MC Lars, a self-proclaimed "post-punk laptop rapper," may be best-known for his fast-talking rhymes about Hot Topic stores and hipster girls, but the Bay Area musician is notably literary, and therefore a fitting participant in our ongoing series of musicians talking about their favorite books. Not only has MC Lars penned songs about Moby Dick, Edgar Allen Poe's "The Raven," and Hamlet, he's also published a book of his own poetry called Bukowski In Love.
For his SPIN.com Book Club pick, Lars veers away from iconic works of literature, instead choosing a practical tome for anyone making music these days: The Future of Music: Manifesto for the Digital Music Revolution, authored by two veterans of pop music who outline the music industry's digital future.

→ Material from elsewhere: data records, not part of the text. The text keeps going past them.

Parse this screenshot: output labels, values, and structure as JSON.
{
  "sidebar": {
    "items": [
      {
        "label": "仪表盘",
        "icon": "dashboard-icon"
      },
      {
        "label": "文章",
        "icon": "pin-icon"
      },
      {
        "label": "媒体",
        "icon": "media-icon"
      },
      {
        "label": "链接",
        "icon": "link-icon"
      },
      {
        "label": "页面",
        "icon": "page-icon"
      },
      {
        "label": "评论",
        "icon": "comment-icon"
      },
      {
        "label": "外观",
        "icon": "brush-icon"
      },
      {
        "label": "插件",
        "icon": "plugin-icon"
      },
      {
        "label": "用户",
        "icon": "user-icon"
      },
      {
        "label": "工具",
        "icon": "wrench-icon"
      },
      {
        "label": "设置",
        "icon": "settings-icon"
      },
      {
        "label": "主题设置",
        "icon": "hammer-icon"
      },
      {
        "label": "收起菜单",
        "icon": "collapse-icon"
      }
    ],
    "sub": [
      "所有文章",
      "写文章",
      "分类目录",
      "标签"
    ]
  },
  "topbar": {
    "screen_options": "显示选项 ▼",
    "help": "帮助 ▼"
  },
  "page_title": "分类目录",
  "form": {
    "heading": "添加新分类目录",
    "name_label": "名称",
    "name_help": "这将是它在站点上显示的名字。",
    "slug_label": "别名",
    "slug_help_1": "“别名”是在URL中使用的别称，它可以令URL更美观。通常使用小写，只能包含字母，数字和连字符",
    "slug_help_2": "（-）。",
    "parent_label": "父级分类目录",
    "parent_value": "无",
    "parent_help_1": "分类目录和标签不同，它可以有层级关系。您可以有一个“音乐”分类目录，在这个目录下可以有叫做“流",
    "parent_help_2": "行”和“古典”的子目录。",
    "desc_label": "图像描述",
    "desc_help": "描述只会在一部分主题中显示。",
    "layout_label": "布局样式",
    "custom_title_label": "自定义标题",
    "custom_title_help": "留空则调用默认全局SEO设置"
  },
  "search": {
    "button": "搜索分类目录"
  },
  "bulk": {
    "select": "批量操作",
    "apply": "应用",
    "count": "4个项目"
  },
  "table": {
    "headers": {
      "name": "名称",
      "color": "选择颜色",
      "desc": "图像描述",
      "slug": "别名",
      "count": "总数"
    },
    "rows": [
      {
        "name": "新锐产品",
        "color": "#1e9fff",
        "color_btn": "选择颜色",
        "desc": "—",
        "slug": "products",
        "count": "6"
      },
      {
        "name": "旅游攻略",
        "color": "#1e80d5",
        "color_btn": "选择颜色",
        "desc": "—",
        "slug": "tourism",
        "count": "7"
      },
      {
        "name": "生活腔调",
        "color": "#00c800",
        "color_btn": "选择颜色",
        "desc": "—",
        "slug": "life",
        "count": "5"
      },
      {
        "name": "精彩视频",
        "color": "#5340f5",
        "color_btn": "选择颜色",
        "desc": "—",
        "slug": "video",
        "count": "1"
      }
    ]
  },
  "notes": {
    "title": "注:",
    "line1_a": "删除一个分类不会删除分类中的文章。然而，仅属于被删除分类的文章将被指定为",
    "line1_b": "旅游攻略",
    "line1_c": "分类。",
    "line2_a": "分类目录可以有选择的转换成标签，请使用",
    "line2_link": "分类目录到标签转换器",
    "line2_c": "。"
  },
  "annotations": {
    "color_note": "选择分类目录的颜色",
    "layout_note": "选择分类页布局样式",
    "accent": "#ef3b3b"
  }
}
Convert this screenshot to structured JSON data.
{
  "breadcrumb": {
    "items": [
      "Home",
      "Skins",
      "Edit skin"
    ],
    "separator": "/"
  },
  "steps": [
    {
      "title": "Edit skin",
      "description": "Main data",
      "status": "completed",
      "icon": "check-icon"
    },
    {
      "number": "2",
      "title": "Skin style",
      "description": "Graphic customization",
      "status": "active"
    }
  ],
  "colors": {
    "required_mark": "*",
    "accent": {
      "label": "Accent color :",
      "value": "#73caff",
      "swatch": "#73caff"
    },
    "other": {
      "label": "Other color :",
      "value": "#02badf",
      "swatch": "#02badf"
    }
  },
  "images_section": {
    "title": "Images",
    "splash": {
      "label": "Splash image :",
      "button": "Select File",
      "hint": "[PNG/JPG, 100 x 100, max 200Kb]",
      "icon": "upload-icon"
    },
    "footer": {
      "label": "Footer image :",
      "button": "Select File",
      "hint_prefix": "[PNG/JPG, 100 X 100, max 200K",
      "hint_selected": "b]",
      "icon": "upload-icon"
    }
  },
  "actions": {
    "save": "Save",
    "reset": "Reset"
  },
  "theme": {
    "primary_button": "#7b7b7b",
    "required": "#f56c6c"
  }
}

SPIN: Why did you pick this book?
MC Lars: I studied English literature in college, but in a few years I want to do a PhD in media studies, so I'm always reading books about music technology and the digital music revolution and the evolution of content and new media economics. I read this book because one of the authors, Dave Kusek, is a professor at Berklee College of Music and he's a really smart guy [who actually was one of the co-developers of MIDI technology, a revolutionary development in electronic music]. It's really influenced my philosophies on technology and media and it's also really influenced my business model as a guy with a label.

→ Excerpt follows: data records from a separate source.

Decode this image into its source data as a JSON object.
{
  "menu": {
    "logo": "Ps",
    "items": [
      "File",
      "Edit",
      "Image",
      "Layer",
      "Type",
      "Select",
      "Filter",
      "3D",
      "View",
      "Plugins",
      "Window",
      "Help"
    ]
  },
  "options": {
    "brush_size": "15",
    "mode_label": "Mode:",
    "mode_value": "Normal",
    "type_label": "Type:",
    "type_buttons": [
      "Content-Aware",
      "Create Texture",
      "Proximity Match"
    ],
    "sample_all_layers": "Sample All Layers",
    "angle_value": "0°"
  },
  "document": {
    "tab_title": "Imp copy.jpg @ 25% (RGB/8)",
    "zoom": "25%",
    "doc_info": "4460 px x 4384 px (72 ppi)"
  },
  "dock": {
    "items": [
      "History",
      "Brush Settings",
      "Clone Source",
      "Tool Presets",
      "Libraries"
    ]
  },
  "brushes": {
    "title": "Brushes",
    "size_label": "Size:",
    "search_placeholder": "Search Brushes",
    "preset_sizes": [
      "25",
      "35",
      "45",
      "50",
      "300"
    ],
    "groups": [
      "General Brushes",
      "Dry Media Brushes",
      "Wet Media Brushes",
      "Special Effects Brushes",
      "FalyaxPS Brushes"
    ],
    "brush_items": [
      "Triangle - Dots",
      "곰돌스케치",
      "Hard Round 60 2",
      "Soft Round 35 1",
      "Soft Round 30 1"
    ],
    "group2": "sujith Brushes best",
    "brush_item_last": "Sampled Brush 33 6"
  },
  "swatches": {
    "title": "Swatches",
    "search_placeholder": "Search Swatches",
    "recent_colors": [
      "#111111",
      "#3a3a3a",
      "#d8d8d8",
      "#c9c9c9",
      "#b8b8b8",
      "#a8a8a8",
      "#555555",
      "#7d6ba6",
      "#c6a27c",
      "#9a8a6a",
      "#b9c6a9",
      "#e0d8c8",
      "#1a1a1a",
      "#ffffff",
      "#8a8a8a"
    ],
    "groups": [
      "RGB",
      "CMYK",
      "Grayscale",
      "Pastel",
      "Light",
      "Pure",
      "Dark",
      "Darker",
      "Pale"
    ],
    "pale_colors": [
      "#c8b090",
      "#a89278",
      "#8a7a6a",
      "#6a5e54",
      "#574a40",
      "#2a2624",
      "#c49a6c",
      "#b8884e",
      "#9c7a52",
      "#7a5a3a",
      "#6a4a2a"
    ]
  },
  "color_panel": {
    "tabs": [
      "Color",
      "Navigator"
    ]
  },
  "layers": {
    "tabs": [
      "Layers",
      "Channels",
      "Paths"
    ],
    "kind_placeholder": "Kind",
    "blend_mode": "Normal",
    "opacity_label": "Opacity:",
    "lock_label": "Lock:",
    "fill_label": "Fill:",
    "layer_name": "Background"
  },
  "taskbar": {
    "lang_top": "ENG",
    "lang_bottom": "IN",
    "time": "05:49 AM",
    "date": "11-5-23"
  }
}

Why did you pick this book as opposed to something like Moby Dick or Hamlet, both of which you've written songs about?
I was thinking that a lot of other musicians would pick the classics and the books I've studied and written songs about. I picked this one because I figured no one would pick it. But one of my favorite [pieces of literature] is Hamlet, and I have that song about Hamlet on the new record, "Hey There, Ophelia," (Click here to download it!) so I have to give props to that as well. That's for pleasure, where this is a more business sort of textbook.

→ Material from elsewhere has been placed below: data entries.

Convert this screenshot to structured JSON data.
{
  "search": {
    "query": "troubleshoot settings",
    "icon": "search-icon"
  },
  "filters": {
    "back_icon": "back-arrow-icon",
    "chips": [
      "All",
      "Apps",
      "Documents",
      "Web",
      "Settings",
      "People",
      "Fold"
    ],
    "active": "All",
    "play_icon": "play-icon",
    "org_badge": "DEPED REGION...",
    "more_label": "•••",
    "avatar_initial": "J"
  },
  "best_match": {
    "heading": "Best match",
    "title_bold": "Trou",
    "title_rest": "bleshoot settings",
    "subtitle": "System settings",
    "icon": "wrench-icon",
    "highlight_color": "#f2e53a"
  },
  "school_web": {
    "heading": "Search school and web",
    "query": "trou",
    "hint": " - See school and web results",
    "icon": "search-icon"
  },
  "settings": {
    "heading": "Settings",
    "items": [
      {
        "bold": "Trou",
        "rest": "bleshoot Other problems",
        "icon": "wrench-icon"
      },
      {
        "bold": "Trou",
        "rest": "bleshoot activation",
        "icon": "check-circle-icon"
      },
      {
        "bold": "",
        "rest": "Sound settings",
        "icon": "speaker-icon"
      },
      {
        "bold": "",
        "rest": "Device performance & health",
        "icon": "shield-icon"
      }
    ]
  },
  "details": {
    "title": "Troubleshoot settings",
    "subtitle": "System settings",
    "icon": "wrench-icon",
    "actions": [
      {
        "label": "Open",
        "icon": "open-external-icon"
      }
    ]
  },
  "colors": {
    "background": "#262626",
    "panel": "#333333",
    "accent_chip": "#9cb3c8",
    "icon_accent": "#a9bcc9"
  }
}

How many times have you read it?
Three times. It's a good one.
Do you reread the whole thing or do you just have sections you go back to?
What happened was I read it casually and then I read closely and then I read it again because I wrote a song that was inspired by it. I took some of his philosophies and made it into lyrics. It's called "Download This Song." The author heard my song, and on the website for the book they did a little piece about how the song reinforced those philosophies. It was really cool to have this author I really love like the song I wrote about his book.
Who would you recommend this book to?
I recommend it to anyone in tech or the arts. Also hipsters and hip-hop fans will appreciate it because basically the whole book legitimizes stealing your friends' music. You can feel good about doing something that maybe isn't legal.
Would you recommend it to someone who thinks free music downloading is wrong?
Yeah. It provides a logical explanation of why it's okay. What I like about the book is that it treats the music model as water as opposed to a physical thing. When you pay for water, you get a certain amount of water. You don't pay per drop.
Listen: MC Lars, "Hey There Ophelia"(DOWNLOAD MP3)